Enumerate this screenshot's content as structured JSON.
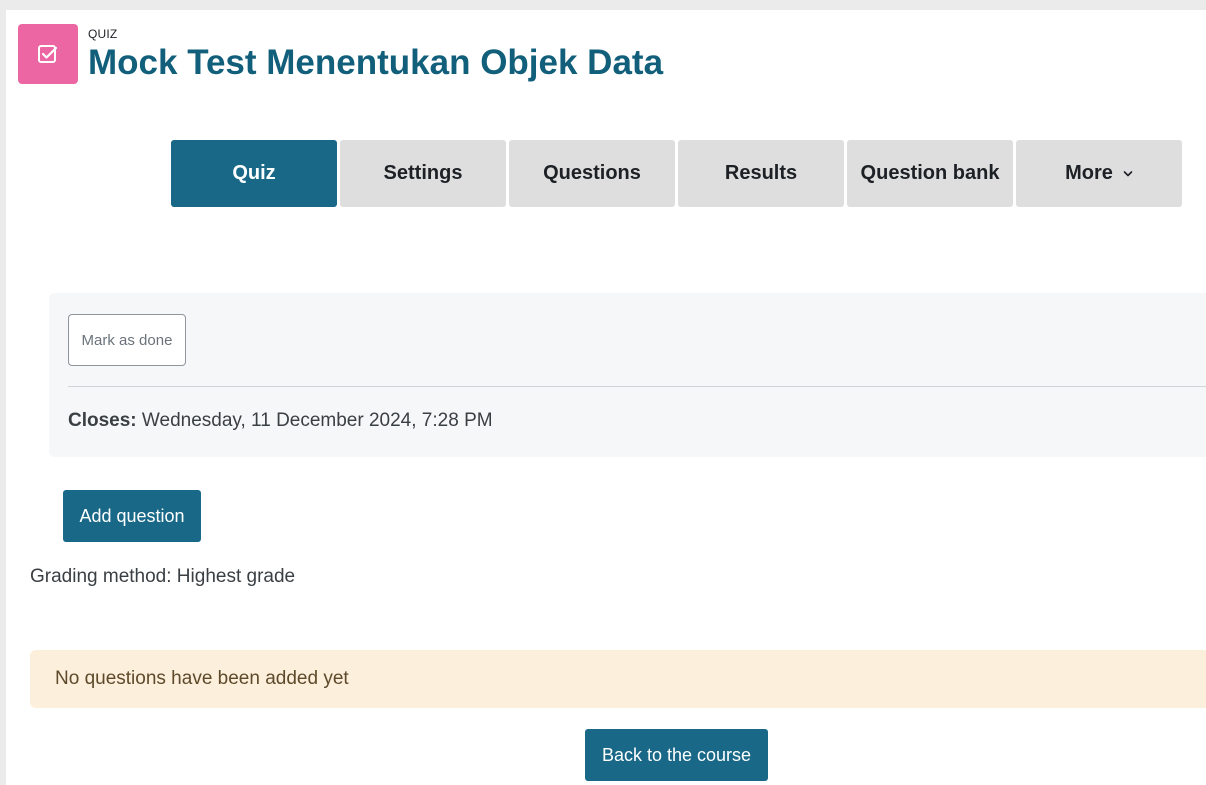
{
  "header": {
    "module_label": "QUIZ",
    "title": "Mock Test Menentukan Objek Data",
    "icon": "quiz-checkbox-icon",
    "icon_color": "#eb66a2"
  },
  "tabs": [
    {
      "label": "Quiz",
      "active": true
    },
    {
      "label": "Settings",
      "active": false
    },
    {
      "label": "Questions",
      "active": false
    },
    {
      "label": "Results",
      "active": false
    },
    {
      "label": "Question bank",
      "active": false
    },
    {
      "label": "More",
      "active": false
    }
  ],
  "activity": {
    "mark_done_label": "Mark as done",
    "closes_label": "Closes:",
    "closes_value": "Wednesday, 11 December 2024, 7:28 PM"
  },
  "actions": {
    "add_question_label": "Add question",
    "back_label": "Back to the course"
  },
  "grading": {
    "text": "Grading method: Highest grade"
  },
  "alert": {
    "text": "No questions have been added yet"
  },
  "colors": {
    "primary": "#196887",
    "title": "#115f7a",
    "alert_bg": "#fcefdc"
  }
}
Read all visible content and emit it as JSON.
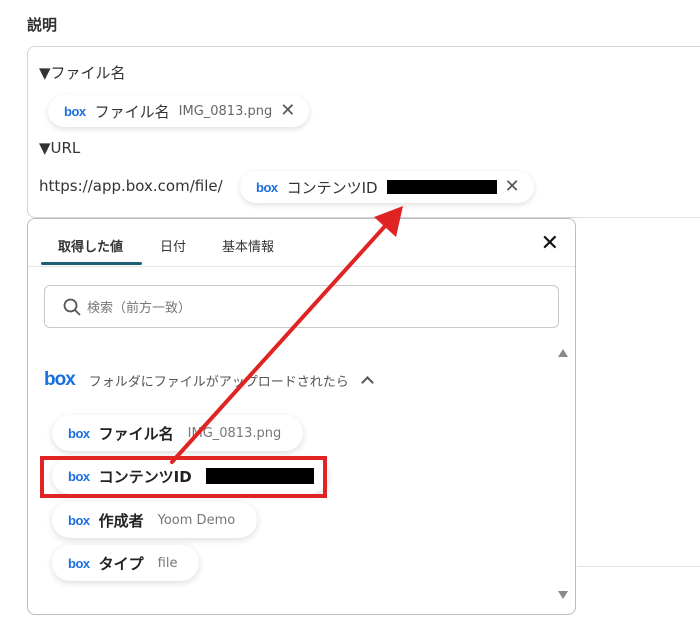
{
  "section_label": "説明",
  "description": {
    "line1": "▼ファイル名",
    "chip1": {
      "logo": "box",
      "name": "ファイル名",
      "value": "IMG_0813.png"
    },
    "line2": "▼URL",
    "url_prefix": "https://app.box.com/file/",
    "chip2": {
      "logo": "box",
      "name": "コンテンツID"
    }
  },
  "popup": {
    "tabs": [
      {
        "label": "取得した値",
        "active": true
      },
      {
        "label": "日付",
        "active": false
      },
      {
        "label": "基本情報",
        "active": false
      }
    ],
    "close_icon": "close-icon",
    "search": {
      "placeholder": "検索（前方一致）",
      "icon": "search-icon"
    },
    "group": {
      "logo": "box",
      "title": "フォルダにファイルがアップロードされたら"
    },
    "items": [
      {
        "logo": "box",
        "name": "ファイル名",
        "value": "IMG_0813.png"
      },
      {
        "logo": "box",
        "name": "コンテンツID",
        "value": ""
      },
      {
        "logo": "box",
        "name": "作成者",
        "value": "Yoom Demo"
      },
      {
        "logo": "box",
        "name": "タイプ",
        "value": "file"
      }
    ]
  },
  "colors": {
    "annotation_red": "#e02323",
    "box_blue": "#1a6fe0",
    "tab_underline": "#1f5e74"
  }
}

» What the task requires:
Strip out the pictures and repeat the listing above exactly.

» Response:
Enumerate this screenshot's content as structured JSON.
{
  "header": {
    "module_label": "QUIZ",
    "title": "Mock Test Menentukan Objek Data",
    "icon": "quiz-checkbox-icon",
    "icon_color": "#eb66a2"
  },
  "tabs": [
    {
      "label": "Quiz",
      "active": true
    },
    {
      "label": "Settings",
      "active": false
    },
    {
      "label": "Questions",
      "active": false
    },
    {
      "label": "Results",
      "active": false
    },
    {
      "label": "Question bank",
      "active": false
    },
    {
      "label": "More",
      "active": false
    }
  ],
  "activity": {
    "mark_done_label": "Mark as done",
    "closes_label": "Closes:",
    "closes_value": "Wednesday, 11 December 2024, 7:28 PM"
  },
  "actions": {
    "add_question_label": "Add question",
    "back_label": "Back to the course"
  },
  "grading": {
    "text": "Grading method: Highest grade"
  },
  "alert": {
    "text": "No questions have been added yet"
  },
  "colors": {
    "primary": "#196887",
    "title": "#115f7a",
    "alert_bg": "#fcefdc"
  }
}
Read all visible content and emit it as JSON.
{
  "section_label": "説明",
  "description": {
    "line1": "▼ファイル名",
    "chip1": {
      "logo": "box",
      "name": "ファイル名",
      "value": "IMG_0813.png"
    },
    "line2": "▼URL",
    "url_prefix": "https://app.box.com/file/",
    "chip2": {
      "logo": "box",
      "name": "コンテンツID"
    }
  },
  "popup": {
    "tabs": [
      {
        "label": "取得した値",
        "active": true
      },
      {
        "label": "日付",
        "active": false
      },
      {
        "label": "基本情報",
        "active": false
      }
    ],
    "close_icon": "close-icon",
    "search": {
      "placeholder": "検索（前方一致）",
      "icon": "search-icon"
    },
    "group": {
      "logo": "box",
      "title": "フォルダにファイルがアップロードされたら"
    },
    "items": [
      {
        "logo": "box",
        "name": "ファイル名",
        "value": "IMG_0813.png"
      },
      {
        "logo": "box",
        "name": "コンテンツID",
        "value": ""
      },
      {
        "logo": "box",
        "name": "作成者",
        "value": "Yoom Demo"
      },
      {
        "logo": "box",
        "name": "タイプ",
        "value": "file"
      }
    ]
  },
  "colors": {
    "annotation_red": "#e02323",
    "box_blue": "#1a6fe0",
    "tab_underline": "#1f5e74"
  }
}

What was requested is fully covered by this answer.